▶ _Exercise prompt_
In the data below, find each line containing the string "JSON" and return it.

START Data shown

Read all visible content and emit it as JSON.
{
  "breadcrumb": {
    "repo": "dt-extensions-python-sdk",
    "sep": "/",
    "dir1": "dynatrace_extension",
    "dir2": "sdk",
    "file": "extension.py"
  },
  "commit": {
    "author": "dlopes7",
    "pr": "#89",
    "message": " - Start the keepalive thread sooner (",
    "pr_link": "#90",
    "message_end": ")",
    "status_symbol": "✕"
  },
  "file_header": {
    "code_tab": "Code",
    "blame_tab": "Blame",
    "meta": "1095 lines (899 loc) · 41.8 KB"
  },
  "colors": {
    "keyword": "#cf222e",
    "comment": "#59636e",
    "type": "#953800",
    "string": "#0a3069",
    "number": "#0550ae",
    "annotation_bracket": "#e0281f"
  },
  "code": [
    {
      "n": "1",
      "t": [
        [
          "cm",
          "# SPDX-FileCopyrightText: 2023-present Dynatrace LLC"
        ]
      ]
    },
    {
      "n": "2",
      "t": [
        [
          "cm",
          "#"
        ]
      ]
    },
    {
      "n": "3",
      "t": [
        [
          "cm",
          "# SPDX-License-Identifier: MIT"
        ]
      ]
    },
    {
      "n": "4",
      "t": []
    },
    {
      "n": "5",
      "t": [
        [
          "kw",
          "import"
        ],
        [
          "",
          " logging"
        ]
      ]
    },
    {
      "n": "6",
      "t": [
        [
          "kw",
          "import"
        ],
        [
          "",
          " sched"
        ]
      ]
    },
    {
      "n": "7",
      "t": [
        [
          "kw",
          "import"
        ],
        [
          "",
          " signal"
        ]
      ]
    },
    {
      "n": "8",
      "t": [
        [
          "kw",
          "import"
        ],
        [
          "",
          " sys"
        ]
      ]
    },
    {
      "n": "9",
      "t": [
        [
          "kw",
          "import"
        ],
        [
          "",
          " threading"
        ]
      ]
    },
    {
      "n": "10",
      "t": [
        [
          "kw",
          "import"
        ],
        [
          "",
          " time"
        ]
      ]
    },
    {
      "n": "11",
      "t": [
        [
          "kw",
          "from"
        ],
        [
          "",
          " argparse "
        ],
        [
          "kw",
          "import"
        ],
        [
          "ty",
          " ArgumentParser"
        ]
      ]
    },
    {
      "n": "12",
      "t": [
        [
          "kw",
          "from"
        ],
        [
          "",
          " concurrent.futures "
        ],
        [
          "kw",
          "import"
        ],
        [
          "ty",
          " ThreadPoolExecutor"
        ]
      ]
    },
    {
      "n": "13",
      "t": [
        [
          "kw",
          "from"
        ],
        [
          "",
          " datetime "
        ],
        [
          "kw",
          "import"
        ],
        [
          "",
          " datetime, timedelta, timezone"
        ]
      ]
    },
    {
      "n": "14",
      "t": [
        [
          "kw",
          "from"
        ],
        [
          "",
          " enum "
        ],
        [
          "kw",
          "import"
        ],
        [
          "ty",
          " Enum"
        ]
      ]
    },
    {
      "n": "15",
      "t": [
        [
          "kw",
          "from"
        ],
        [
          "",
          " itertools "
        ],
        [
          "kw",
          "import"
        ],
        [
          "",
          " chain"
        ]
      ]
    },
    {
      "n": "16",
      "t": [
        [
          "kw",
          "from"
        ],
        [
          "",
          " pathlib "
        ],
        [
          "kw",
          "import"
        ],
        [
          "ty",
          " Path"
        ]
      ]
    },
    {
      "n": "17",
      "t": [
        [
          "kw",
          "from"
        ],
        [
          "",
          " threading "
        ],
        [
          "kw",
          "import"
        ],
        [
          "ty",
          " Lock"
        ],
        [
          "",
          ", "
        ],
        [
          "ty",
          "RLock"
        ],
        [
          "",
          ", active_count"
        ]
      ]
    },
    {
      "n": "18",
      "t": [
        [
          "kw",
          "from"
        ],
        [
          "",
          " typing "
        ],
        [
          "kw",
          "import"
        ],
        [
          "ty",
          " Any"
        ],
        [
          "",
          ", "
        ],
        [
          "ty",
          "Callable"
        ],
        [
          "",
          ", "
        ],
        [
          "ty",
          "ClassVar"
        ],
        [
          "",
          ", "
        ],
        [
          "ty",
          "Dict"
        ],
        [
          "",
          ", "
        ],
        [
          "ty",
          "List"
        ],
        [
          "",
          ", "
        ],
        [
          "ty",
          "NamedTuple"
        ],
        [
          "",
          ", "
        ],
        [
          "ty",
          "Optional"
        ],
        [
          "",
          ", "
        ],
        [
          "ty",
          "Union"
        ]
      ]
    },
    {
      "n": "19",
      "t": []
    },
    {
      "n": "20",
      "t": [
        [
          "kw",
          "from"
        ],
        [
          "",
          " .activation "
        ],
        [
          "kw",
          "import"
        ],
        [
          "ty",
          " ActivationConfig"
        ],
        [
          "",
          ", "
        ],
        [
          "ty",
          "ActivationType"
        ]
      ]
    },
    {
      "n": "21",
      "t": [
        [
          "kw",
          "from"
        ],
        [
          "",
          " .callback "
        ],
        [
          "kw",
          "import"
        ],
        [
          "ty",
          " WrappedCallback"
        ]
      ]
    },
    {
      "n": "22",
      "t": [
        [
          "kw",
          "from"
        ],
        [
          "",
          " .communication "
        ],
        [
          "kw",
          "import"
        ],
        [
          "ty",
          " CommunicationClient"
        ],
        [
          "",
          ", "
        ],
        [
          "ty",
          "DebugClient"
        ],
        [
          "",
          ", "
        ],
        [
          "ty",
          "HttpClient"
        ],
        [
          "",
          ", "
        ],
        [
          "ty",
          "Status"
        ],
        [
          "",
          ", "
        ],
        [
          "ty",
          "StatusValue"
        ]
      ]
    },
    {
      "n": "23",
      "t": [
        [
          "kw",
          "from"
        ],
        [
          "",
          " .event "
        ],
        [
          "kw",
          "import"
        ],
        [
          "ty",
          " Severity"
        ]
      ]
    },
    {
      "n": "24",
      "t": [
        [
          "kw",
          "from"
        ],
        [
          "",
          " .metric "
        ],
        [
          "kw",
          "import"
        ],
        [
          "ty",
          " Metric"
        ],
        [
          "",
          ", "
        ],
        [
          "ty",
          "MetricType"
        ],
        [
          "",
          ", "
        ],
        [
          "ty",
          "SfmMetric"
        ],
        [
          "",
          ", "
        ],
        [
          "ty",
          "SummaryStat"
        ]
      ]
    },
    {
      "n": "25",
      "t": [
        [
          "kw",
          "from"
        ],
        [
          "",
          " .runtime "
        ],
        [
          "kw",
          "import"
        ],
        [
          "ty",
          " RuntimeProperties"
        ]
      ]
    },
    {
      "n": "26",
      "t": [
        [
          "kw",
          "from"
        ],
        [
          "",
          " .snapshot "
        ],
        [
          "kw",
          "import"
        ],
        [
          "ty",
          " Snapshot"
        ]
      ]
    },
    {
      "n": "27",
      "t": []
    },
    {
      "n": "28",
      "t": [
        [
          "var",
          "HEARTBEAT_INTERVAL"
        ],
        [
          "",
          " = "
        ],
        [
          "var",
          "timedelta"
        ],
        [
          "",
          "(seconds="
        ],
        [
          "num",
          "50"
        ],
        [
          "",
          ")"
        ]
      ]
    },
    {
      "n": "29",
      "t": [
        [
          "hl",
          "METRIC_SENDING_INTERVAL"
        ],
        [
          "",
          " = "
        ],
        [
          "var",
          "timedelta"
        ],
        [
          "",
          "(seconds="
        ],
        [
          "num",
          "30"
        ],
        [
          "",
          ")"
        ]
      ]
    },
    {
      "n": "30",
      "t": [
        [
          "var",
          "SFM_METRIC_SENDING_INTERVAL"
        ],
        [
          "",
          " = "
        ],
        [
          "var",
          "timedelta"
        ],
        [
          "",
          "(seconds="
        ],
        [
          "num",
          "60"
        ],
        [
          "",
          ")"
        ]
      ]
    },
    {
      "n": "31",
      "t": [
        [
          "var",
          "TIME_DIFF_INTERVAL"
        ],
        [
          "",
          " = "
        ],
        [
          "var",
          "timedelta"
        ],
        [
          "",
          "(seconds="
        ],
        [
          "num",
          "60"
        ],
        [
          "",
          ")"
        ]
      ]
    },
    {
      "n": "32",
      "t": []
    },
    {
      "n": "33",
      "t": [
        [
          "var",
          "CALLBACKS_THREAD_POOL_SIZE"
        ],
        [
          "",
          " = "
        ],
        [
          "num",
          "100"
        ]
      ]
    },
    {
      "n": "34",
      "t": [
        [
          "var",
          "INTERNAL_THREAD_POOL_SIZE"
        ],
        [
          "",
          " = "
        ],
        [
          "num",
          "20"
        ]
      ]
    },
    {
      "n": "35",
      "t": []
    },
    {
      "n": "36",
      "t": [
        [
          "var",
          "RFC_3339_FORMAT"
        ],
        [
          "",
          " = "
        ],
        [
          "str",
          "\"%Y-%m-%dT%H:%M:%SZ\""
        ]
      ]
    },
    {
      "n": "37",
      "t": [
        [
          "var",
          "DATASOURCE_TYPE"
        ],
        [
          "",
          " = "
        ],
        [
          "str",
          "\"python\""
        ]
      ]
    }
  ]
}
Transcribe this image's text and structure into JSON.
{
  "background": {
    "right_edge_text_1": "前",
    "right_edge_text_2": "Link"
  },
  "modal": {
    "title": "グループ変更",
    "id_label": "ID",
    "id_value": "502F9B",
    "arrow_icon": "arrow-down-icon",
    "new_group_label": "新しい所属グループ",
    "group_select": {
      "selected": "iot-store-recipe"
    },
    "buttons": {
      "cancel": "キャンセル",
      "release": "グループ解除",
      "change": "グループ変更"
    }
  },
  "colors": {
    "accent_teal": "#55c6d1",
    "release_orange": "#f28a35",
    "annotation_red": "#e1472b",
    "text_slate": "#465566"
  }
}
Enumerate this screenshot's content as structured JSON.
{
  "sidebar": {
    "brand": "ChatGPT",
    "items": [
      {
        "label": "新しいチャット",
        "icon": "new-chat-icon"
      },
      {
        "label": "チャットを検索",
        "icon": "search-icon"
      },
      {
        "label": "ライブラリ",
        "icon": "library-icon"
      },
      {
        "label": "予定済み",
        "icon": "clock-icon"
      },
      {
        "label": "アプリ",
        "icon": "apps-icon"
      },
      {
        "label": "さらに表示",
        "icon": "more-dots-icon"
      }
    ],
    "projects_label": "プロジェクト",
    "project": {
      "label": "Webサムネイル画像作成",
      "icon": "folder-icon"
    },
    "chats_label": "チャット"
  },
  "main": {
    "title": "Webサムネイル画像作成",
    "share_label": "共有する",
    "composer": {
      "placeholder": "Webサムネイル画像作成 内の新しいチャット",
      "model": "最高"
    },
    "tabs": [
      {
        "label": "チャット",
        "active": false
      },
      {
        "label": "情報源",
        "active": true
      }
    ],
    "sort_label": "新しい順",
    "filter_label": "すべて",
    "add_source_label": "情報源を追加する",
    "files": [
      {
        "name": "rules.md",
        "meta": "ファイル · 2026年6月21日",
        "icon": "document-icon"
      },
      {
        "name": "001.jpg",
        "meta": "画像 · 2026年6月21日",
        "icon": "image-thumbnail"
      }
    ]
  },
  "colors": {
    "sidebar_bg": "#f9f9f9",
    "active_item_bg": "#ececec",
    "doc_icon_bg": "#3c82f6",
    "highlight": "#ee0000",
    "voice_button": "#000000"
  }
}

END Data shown

▶ _Output for this exercise_
Read all visible content and emit it as JSON.
Transcribe this image's text and structure into JSON.
Enumerate this screenshot's content as structured JSON.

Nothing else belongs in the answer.